Bottom Line: The observed upregulation of genes involved in catabolism of pectin, trehalose, cellobiose, arabinose, rhamnose, xylose, glucose, galactose, and ribose showed a strong correlation with the UxaR, TreR, BglR, CelR, AraR, RhaR, XylR, GluR, GalR, and RbsR regulons.Ultimately, this study elucidated the transcriptional regulatory network and mechanisms controlling expression of carbohydrate utilization genes in T. maritima.In addition to improving the functional annotations of associated transporters and catabolic enzymes, this research provides novel insights into the evolution of regulatory networks in Thermotogales.

View Article: PubMed Central - PubMed

Affiliation: Sanford-Burnham Medical Research Institute La Jolla, CA, USA ; A. A. Kharkevich Institute for Information Transmission Problems, Russian Academy of Sciences Moscow, Russia.

ABSTRACT
Hyperthermophilic bacteria from the Thermotogales lineage can produce hydrogen by fermenting a wide range of carbohydrates.

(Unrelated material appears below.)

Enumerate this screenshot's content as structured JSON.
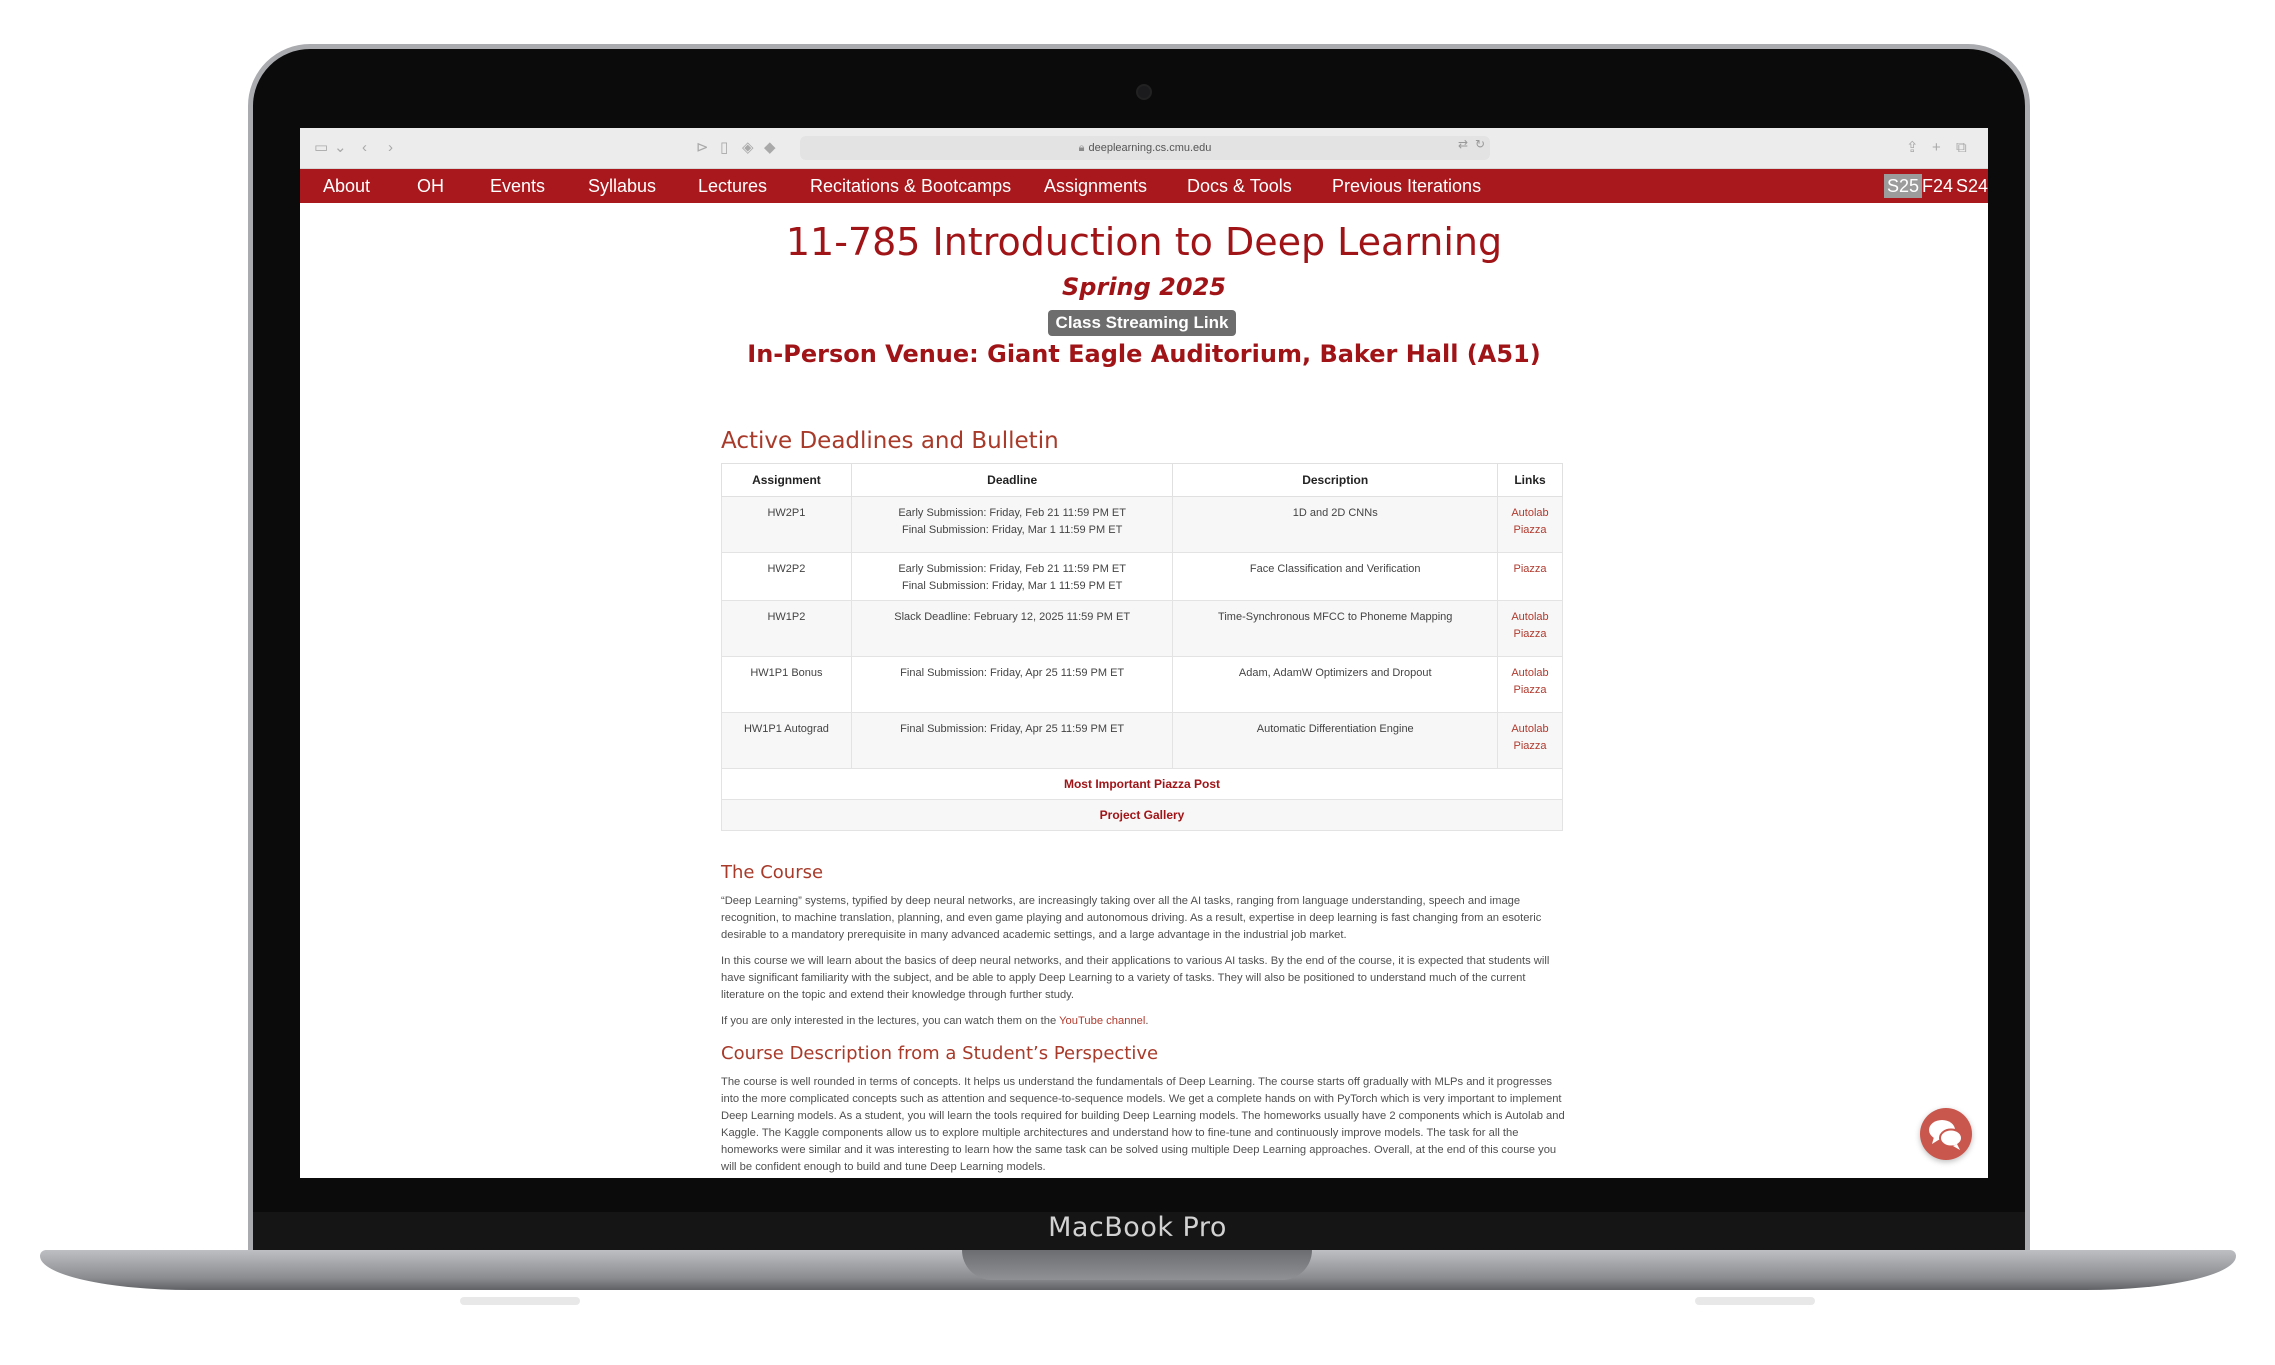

Previous experimental studies identified a large fraction of genes committed to carbohydrate degradation and utilization in the model bacterium Thermotoga maritima. Knowledge of these genes enabled comprehensive reconstruction of biochemical pathways comprising the carbohydrate utilization network. However, transcriptional factors (TFs) and regulatory mechanisms driving this network remained largely unknown. Here, we used an integrated approach based on comparative analysis of genomic and transcriptomic data for the reconstruction of the carbohydrate utilization regulatory networks in 11 Thermotogales genomes. We identified DNA-binding motifs and regulons for 19 orthologous TFs in the Thermotogales. The inferred regulatory network in T. maritima contains 181 genes encoding TFs, sugar catabolic enzymes and ABC-family transporters. In contrast to many previously described bacteria, a transcriptional regulation strategy of Thermotoga does not employ global regulatory factors. The reconstructed regulatory network in T. maritima was validated by gene expression profiling on a panel of mono- and disaccharides and by in vitro DNA-binding assays. The observed upregulation of genes involved in catabolism of pectin, trehalose, cellobiose, arabinose, rhamnose, xylose, glucose, galactose, and ribose showed a strong correlation with the UxaR, TreR, BglR, CelR, AraR, RhaR, XylR, GluR, GalR, and RbsR regulons. Ultimately, this study elucidated the transcriptional regulatory network and mechanisms controlling expression of carbohydrate utilization genes in T. maritima. In addition to improving the functional annotations of associated transporters and catabolic enzymes, this research provides novel insights into the evolution of regulatory networks in Thermotogales.

No MeSH data available.